## TASK:
Which lines of the data contain the string "JSON"? Copy every one of them.

[Data extracted from a collection]
..............................

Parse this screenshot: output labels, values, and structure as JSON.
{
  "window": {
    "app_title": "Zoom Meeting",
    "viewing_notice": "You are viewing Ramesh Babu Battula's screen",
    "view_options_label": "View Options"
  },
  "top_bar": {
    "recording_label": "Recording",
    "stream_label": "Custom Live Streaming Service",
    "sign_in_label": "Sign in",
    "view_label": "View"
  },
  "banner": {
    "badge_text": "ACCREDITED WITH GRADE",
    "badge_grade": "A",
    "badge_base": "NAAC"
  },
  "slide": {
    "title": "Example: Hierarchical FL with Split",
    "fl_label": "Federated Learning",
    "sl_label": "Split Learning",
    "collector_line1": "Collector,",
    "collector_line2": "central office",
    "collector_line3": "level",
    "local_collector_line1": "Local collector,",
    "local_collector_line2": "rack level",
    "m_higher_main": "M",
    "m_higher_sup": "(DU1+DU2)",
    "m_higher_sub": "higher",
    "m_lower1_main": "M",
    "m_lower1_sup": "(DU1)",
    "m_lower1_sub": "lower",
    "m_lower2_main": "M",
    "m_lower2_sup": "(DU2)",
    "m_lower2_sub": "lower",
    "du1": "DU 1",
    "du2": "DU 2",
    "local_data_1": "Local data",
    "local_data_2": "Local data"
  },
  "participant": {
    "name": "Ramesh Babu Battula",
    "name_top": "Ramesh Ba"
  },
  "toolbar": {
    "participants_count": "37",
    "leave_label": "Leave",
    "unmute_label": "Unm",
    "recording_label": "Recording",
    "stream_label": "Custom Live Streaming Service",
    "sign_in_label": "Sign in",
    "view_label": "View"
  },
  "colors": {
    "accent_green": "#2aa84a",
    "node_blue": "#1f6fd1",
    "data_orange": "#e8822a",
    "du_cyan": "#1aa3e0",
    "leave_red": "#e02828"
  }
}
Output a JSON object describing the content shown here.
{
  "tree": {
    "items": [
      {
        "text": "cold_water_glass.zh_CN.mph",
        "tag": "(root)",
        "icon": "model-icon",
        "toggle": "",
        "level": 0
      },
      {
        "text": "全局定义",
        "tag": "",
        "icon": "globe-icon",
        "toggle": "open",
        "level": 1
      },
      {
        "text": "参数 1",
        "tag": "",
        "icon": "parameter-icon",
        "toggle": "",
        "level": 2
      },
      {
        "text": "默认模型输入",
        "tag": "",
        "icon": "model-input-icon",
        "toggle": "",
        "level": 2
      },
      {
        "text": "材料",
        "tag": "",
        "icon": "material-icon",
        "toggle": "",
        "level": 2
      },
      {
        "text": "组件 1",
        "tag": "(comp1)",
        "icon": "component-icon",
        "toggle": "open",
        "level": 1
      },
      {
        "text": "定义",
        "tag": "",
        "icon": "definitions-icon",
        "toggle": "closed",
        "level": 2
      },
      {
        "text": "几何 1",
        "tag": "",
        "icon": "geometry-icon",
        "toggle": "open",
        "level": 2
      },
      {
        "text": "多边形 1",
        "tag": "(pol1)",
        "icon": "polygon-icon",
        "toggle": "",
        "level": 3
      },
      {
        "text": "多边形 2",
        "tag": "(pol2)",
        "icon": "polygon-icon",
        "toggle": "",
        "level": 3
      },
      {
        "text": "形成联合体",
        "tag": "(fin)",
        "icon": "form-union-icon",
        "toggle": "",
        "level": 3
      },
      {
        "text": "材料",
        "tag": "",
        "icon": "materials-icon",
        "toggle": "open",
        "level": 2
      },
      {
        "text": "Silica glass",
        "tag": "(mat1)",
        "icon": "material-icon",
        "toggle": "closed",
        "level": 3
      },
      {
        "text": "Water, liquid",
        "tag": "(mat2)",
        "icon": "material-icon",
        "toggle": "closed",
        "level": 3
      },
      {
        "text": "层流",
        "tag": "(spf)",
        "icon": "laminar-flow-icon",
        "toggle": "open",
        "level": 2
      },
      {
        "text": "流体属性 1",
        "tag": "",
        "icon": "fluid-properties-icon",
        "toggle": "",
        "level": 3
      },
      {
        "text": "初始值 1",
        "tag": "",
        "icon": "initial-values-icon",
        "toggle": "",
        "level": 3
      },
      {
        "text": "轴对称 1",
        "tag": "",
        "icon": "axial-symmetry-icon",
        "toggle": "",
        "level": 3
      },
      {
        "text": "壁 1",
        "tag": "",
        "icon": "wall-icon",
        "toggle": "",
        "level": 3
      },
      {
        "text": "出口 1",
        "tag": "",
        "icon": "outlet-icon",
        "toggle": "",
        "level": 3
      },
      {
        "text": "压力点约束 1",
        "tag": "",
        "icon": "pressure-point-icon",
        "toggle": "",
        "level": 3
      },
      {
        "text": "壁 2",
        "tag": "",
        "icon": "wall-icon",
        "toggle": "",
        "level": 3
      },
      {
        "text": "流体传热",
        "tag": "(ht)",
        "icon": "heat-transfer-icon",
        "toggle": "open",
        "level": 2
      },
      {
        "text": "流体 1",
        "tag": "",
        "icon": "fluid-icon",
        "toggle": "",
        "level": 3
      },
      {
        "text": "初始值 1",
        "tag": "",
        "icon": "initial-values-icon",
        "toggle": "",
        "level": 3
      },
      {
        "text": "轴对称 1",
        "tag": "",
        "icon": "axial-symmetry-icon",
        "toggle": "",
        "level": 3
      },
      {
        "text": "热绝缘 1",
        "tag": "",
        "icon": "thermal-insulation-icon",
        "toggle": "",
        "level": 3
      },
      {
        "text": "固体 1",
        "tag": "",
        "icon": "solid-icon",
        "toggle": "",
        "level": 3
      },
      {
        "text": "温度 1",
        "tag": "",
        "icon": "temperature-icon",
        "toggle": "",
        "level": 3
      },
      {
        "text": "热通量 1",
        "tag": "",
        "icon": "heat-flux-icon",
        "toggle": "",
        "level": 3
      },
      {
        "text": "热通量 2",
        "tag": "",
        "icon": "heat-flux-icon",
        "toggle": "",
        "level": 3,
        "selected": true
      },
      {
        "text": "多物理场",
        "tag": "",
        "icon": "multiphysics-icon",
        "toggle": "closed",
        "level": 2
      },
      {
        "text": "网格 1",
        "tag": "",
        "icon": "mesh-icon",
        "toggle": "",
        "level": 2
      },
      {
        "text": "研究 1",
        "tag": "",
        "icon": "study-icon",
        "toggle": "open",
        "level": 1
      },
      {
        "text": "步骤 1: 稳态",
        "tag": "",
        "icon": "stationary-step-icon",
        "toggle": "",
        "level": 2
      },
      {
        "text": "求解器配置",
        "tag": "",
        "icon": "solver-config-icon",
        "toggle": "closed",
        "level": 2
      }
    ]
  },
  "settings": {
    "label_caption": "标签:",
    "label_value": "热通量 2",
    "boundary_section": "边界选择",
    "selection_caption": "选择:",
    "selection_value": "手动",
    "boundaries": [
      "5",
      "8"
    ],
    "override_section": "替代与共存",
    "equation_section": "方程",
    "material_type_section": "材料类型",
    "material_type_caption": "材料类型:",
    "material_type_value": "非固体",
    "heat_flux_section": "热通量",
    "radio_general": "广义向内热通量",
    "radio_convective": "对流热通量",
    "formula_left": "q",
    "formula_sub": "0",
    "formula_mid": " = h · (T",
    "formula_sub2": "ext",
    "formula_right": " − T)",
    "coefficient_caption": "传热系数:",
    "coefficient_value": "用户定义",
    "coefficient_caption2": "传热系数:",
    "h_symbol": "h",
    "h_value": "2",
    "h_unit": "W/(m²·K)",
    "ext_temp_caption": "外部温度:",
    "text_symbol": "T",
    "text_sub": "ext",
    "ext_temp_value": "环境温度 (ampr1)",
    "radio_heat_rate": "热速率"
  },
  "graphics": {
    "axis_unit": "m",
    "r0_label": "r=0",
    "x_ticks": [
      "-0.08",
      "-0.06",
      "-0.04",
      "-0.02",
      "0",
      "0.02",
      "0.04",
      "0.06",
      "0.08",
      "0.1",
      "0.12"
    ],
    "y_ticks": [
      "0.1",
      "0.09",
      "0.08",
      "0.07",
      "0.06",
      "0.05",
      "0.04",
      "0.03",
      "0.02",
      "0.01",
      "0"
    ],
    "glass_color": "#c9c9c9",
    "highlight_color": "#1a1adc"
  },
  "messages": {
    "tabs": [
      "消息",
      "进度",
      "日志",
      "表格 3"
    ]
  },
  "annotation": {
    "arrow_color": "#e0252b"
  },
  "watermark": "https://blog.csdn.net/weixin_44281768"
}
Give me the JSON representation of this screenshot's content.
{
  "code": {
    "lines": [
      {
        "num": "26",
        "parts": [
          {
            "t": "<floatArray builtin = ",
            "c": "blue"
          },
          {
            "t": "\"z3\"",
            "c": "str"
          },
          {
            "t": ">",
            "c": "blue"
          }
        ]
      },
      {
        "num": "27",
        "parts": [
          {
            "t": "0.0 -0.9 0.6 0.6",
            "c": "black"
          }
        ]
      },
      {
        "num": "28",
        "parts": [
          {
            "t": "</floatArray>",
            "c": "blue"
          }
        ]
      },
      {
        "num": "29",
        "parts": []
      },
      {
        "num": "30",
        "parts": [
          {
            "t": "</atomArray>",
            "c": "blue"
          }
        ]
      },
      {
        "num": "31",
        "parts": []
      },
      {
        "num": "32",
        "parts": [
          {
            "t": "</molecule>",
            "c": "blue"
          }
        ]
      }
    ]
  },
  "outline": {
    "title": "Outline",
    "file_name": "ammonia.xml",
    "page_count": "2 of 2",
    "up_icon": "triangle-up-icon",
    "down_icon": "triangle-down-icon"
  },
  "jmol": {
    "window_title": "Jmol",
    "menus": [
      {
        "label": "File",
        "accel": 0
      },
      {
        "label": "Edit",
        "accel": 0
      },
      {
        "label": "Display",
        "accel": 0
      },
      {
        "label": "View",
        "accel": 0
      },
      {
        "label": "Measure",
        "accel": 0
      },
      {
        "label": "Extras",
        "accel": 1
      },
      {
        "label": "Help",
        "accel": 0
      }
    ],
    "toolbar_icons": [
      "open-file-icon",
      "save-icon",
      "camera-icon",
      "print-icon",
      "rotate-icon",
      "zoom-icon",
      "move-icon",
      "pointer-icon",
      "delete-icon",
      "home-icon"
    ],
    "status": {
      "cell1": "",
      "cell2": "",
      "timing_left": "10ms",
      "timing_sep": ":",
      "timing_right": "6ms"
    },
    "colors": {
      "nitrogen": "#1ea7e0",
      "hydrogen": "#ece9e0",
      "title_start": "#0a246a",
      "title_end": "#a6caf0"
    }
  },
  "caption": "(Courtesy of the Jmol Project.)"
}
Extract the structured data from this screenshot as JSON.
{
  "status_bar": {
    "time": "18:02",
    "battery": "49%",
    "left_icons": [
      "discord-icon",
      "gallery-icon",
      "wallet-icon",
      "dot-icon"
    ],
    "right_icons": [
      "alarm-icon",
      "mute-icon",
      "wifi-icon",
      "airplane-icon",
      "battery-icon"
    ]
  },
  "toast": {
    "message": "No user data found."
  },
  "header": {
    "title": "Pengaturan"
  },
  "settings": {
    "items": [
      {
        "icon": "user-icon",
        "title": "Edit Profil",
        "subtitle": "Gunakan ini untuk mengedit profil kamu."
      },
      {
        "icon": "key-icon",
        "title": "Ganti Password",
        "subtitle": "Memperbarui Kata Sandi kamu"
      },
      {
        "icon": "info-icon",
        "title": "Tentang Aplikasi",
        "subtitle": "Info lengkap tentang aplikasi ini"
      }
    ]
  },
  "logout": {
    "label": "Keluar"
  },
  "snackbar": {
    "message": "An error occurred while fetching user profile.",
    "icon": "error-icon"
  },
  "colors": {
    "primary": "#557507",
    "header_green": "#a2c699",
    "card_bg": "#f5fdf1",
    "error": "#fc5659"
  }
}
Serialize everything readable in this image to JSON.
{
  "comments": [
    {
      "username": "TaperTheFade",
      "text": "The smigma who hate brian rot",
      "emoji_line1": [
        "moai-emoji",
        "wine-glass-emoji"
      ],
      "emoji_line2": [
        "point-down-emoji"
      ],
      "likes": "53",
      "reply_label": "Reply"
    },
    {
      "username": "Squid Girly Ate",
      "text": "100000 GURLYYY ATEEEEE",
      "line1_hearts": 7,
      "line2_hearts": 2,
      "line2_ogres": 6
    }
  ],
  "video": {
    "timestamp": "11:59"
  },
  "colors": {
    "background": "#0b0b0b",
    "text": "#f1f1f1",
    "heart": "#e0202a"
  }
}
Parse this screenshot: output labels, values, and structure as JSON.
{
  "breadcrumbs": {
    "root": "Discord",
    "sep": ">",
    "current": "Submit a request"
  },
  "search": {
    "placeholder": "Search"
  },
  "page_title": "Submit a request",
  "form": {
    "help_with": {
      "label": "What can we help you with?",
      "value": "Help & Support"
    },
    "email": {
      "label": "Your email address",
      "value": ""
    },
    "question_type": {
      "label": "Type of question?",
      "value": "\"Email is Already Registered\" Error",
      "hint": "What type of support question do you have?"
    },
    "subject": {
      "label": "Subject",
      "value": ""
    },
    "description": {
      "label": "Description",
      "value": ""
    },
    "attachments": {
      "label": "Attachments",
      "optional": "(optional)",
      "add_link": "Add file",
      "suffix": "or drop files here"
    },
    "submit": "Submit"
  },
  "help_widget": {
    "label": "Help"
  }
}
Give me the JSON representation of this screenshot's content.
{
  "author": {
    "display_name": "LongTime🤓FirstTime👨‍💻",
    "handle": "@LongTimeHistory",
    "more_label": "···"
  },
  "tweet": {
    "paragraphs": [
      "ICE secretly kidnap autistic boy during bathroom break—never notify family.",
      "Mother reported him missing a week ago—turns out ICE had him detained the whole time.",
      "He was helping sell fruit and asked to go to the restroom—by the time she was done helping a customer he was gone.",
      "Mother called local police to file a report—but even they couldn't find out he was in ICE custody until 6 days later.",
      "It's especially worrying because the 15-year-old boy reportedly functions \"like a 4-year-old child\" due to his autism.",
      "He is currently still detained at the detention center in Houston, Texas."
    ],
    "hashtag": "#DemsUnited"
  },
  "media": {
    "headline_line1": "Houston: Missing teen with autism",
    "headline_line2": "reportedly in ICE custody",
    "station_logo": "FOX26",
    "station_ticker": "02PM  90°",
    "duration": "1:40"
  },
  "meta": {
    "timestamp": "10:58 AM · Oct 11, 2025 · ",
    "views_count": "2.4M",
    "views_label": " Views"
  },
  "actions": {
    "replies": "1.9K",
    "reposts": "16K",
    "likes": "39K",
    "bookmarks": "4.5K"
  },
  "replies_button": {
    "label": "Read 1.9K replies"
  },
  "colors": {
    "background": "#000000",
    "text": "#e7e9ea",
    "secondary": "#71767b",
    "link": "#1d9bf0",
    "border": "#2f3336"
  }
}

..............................

## EXERCISE RESULT:
Parse this screenshot: output labels, values, and structure as JSON.
Output a JSON object describing the content shown here.
Give me the JSON representation of this screenshot's content.
Extract the structured data from this screenshot as JSON.
Serialize everything readable in this image to JSON.
Parse this screenshot: output labels, values, and structure as JSON.
Give me the JSON representation of this screenshot's content.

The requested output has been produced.